Whether it was a beep test or shuttle run, most people remember fitness tests in school. But can early experiences of compulsory fitness influence a person’s current views of physical exercise (PE)?
In an Australian first, researchers at the University of South Australia are investigating children’s attitudes and experiences of fitness testing to understand how obligatory PE tests could affect future exercise.
The study is timely given that more than 80% of Australian children are not meeting national guidelines for physical activity and 25% of Australian children and teens are experiencing overweight or obesity.
UniSA researcher and PhD candidate Daiki Kasai said the new research hopes to identify optimal cardiovascular testing options for Australian children.
“Measuring children’s fitness is important because it not only shows how healthy they are now, but how healthy they may be in the future,” Kasai said.
“Fitness testing is embedded into physical education curriculums internationally to assess children’s cardiorespiratory fitness.
“The 20-metre shuttle-run (20mSRT) is the most popular test used in schools. Here, participants run repeatedly between two parallel lines 20 metres apart, in time with an audio ‘beep’ that gets progressively faster until they reach exhaustion.
“The problem is, however, that exhaustive tests like this may evoke unpleasant emotional responses. Negative responses during exercise can be a strong predictor of future exercise participation. So, it is important to consider the emotional responses to current fitness tests used in Australia.”
Kasai said the study aims to understand what children feel about fitness testing, and how these views and emotions might influence their current and future attitudes about exercise.
“We hope that the results from this study can inform future practice and policies around how fitness tests are being conducted in Australia,” he said.
“We want children to enjoy exercise, so understanding how fitness tests are currently being used in Australia and how children feel about fitness tests is important, especially if we’re to improve children’s overall fitness and health.”
Researchers are now working with children aged 10 to 17 years and are looking to recruit additional participants to complete a survey.

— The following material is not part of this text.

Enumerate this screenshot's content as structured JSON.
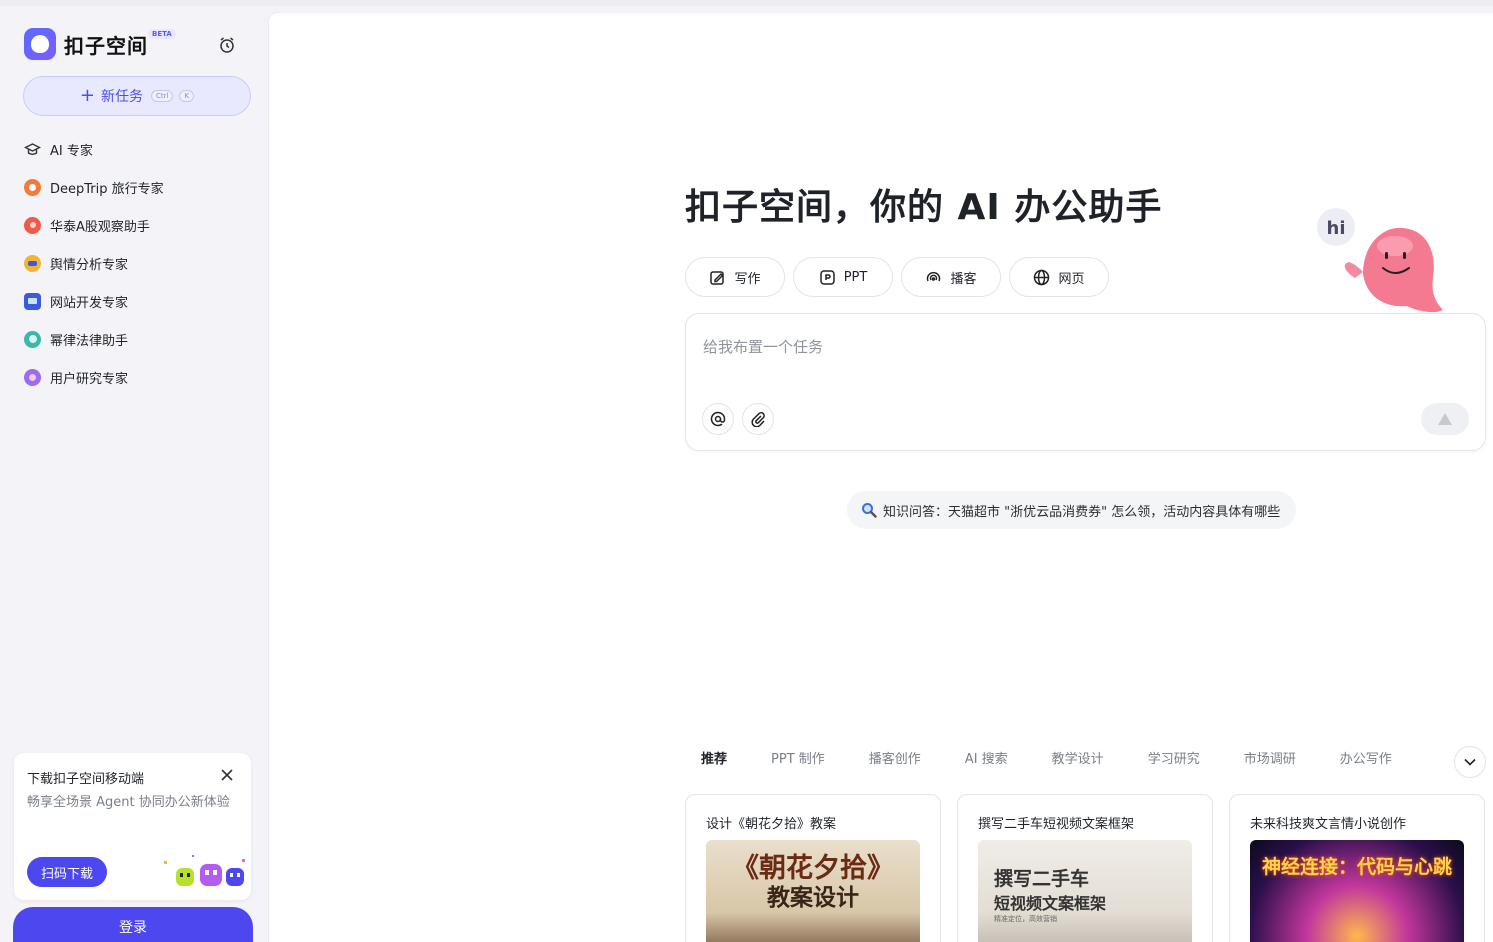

Parents and caregivers can find out more and register interest by visiting: www.unisa.edu.au/research/research-volunteers/affective-associations-and-perceptions-of-fitness-testing-in-children-and-adolescents/